— Activity —
Please write out all of the records below exactly as they appear.

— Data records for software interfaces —
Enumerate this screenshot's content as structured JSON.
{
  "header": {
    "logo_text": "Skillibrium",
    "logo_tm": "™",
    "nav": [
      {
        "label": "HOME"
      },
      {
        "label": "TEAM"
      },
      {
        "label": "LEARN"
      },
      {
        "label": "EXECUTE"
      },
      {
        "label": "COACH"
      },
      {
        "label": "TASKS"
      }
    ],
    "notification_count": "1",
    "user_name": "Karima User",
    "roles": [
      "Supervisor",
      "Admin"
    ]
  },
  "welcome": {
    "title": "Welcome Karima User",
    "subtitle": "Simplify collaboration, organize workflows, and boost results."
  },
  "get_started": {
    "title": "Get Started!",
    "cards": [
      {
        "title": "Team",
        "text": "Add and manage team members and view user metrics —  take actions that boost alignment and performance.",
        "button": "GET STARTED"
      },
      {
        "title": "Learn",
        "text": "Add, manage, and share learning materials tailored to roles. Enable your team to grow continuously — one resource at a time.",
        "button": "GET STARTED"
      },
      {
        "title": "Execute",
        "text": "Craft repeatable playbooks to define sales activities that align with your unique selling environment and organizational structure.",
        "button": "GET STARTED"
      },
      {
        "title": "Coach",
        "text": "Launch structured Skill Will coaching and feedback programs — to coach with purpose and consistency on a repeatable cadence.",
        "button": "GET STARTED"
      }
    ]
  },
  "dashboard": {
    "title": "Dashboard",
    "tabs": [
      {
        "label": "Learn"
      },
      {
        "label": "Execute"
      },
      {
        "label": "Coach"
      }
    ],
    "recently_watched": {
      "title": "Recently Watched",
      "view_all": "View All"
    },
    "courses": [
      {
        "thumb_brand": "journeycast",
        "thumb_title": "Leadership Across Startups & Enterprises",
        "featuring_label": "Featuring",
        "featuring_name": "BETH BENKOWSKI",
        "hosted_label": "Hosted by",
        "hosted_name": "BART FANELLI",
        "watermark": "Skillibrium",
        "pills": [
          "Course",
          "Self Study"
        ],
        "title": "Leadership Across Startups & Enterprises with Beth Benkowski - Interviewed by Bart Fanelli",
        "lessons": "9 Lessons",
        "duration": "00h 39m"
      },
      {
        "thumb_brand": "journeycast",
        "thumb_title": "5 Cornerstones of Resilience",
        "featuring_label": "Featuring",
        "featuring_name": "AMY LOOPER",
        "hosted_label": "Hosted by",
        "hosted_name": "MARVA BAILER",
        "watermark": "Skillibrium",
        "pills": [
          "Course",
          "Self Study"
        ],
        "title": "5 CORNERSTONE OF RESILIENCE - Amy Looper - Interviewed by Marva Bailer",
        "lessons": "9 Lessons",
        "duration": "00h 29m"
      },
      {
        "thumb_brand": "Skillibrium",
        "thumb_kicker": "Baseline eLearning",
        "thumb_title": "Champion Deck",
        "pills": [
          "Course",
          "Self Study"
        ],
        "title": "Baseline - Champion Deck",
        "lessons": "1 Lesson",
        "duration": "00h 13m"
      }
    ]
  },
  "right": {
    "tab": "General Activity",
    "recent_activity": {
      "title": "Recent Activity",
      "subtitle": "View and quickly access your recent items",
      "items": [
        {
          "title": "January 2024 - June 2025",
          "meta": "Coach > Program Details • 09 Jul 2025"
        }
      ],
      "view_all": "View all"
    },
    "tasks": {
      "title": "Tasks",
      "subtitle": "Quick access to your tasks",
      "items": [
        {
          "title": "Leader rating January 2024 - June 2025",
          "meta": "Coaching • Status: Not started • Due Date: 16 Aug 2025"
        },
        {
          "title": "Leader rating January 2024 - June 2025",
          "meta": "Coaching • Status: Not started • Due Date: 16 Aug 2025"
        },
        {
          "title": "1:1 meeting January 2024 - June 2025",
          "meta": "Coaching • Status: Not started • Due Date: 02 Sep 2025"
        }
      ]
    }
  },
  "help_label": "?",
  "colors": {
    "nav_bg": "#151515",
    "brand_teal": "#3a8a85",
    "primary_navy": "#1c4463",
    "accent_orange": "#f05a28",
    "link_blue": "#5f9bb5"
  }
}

— Output for this exercise —
Enumerate this screenshot's content as structured JSON.
{
  "header": {
    "logo_text": "Skillibrium",
    "logo_tm": "™",
    "nav": [
      {
        "label": "HOME"
      },
      {
        "label": "TEAM"
      },
      {
        "label": "LEARN"
      },
      {
        "label": "EXECUTE"
      },
      {
        "label": "COACH"
      },
      {
        "label": "TASKS"
      }
    ],
    "notification_count": "1",
    "user_name": "Karima User",
    "roles": [
      "Supervisor",
      "Admin"
    ]
  },
  "welcome": {
    "title": "Welcome Karima User",
    "subtitle": "Simplify collaboration, organize workflows, and boost results."
  },
  "get_started": {
    "title": "Get Started!",
    "cards": [
      {
        "title": "Team",
        "text": "Add and manage team members and view user metrics —  take actions that boost alignment and performance.",
        "button": "GET STARTED"
      },
      {
        "title": "Learn",
        "text": "Add, manage, and share learning materials tailored to roles. Enable your team to grow continuously — one resource at a time.",
        "button": "GET STARTED"
      },
      {
        "title": "Execute",
        "text": "Craft repeatable playbooks to define sales activities that align with your unique selling environment and organizational structure.",
        "button": "GET STARTED"
      },
      {
        "title": "Coach",
        "text": "Launch structured Skill Will coaching and feedback programs — to coach with purpose and consistency on a repeatable cadence.",
        "button": "GET STARTED"
      }
    ]
  },
  "dashboard": {
    "title": "Dashboard",
    "tabs": [
      {
        "label": "Learn"
      },
      {
        "label": "Execute"
      },
      {
        "label": "Coach"
      }
    ],
    "recently_watched": {
      "title": "Recently Watched",
      "view_all": "View All"
    },
    "courses": [
      {
        "thumb_brand": "journeycast",
        "thumb_title": "Leadership Across Startups & Enterprises",
        "featuring_label": "Featuring",
        "featuring_name": "BETH BENKOWSKI",
        "hosted_label": "Hosted by",
        "hosted_name": "BART FANELLI",
        "watermark": "Skillibrium",
        "pills": [
          "Course",
          "Self Study"
        ],
        "title": "Leadership Across Startups & Enterprises with Beth Benkowski - Interviewed by Bart Fanelli",
        "lessons": "9 Lessons",
        "duration": "00h 39m"
      },
      {
        "thumb_brand": "journeycast",
        "thumb_title": "5 Cornerstones of Resilience",
        "featuring_label": "Featuring",
        "featuring_name": "AMY LOOPER",
        "hosted_label": "Hosted by",
        "hosted_name": "MARVA BAILER",
        "watermark": "Skillibrium",
        "pills": [
          "Course",
          "Self Study"
        ],
        "title": "5 CORNERSTONE OF RESILIENCE - Amy Looper - Interviewed by Marva Bailer",
        "lessons": "9 Lessons",
        "duration": "00h 29m"
      },
      {
        "thumb_brand": "Skillibrium",
        "thumb_kicker": "Baseline eLearning",
        "thumb_title": "Champion Deck",
        "pills": [
          "Course",
          "Self Study"
        ],
        "title": "Baseline - Champion Deck",
        "lessons": "1 Lesson",
        "duration": "00h 13m"
      }
    ]
  },
  "right": {
    "tab": "General Activity",
    "recent_activity": {
      "title": "Recent Activity",
      "subtitle": "View and quickly access your recent items",
      "items": [
        {
          "title": "January 2024 - June 2025",
          "meta": "Coach > Program Details • 09 Jul 2025"
        }
      ],
      "view_all": "View all"
    },
    "tasks": {
      "title": "Tasks",
      "subtitle": "Quick access to your tasks",
      "items": [
        {
          "title": "Leader rating January 2024 - June 2025",
          "meta": "Coaching • Status: Not started • Due Date: 16 Aug 2025"
        },
        {
          "title": "Leader rating January 2024 - June 2025",
          "meta": "Coaching • Status: Not started • Due Date: 16 Aug 2025"
        },
        {
          "title": "1:1 meeting January 2024 - June 2025",
          "meta": "Coaching • Status: Not started • Due Date: 02 Sep 2025"
        }
      ]
    }
  },
  "help_label": "?",
  "colors": {
    "nav_bg": "#151515",
    "brand_teal": "#3a8a85",
    "primary_navy": "#1c4463",
    "accent_orange": "#f05a28",
    "link_blue": "#5f9bb5"
  }
}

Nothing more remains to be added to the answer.